For a year, the Republican National Committee has portrayed Democrats as the villains when it comes to voter fraud. In a provocative article on CNN’s Web site, the committee’s chairman, Reince Priebus, said, “Democrats know they benefit from election fraud.” The tables have turned, however, and Republicans are now playing defense over the role of a well-paid operative, Nathan Sproul, in a voter registration scandal that emerged in Florida and has spread to other states. The Florida Department of Law Enforcement said it was reviewing “numerous” claims involving a company that Mr. Sproul runs to determine if a criminal investigation is warranted. Complaints have surfaced in 10 Florida counties, among them allegations that registrations had similar signatures or false addresses, or were filed under the names of dead people. In other cases, party affiliations appeared to have been changed.

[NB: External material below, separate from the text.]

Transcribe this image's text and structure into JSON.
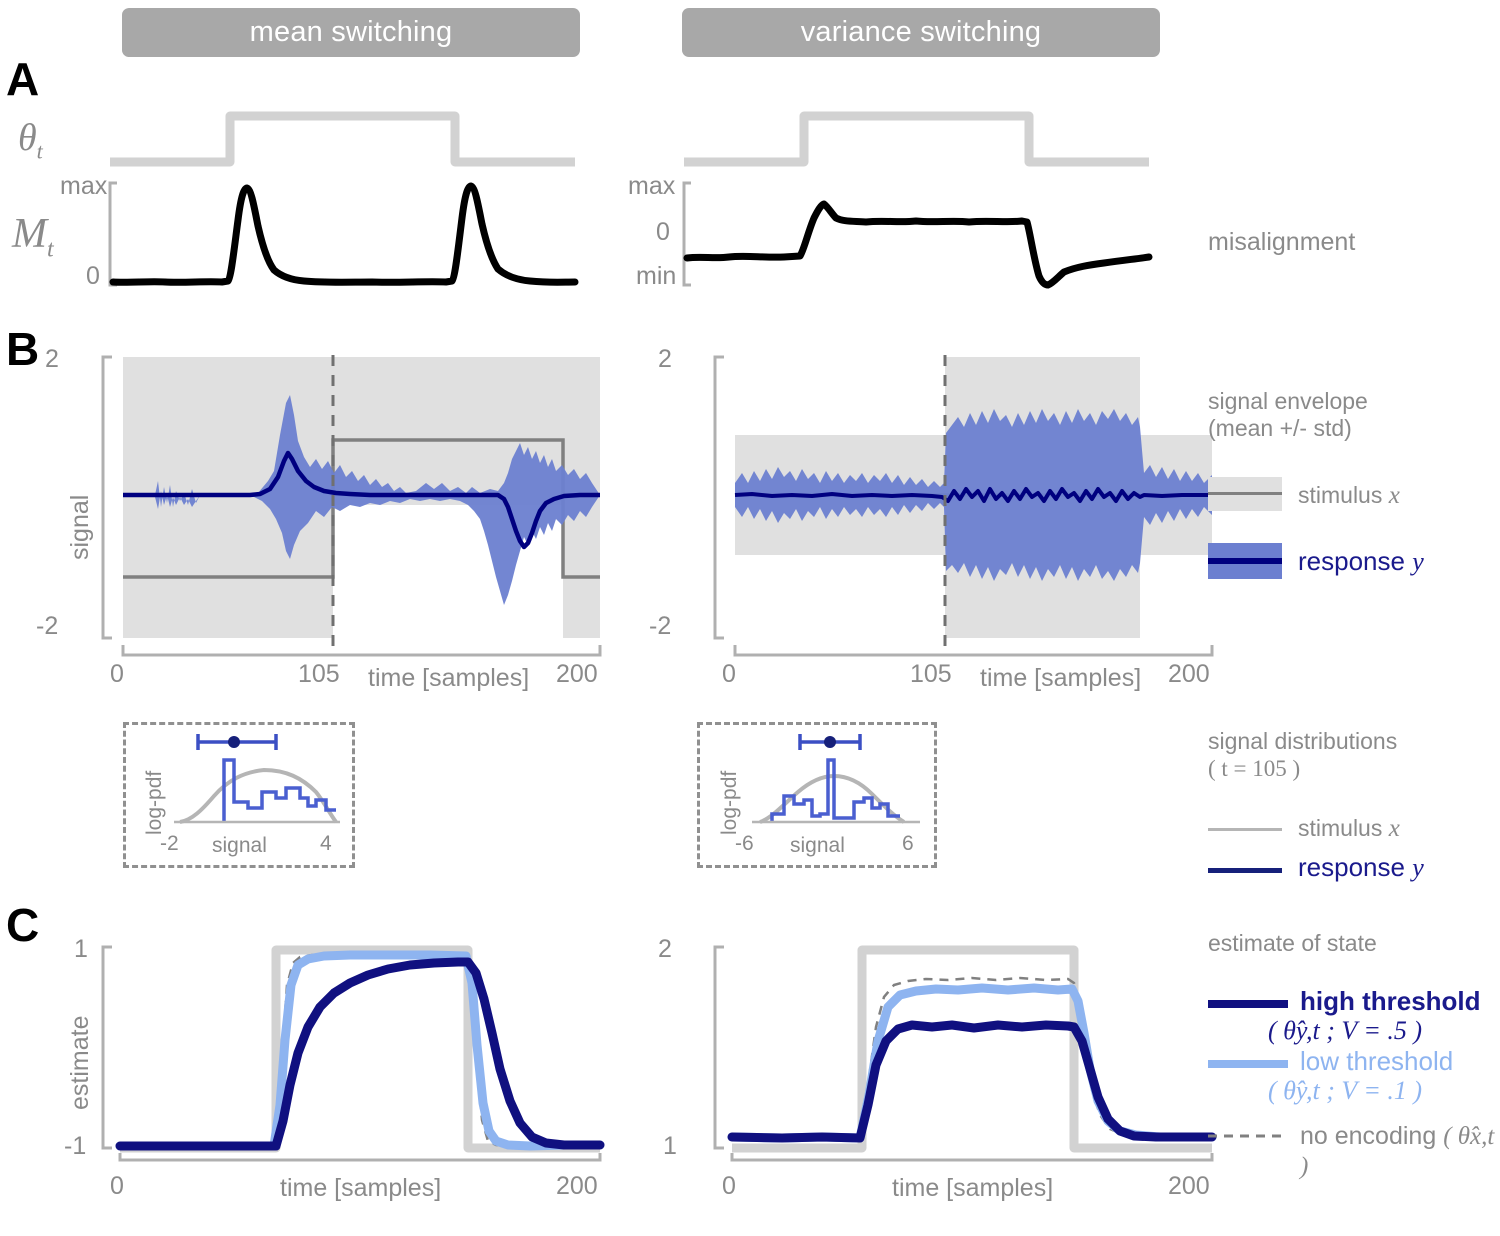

In recent days, similar claims against Mr. Sproul have arisen in Nevada and Colorado. Mr. Sproul, 40, a former executive director of the Arizona Christian Coalition and the Republican Party in Arizona, is well known in political circles there. Since 2004, Mr. Sproul’s companies — he has operated under several corporate names — have collected more than $17.6 million from Republican committees, candidates and the “super PAC” American Crossroads, mostly for voter registration operations, according to campaign finance records.
The Republican Party, which paid Mr. Sproul about $3 million this year for work in five states, has severed its ties with him, saying it has no tolerance for voter registration fraud. But questions about Mr. Sproul’s methods first emerged in 2004, when one of his companies, Sproul & Associates, was paid nearly $8 million during the election cycle. The payouts made the company the seventh-biggest recipient of campaign expenditures by the committee, according to an analysis by the Center for Responsive Politics.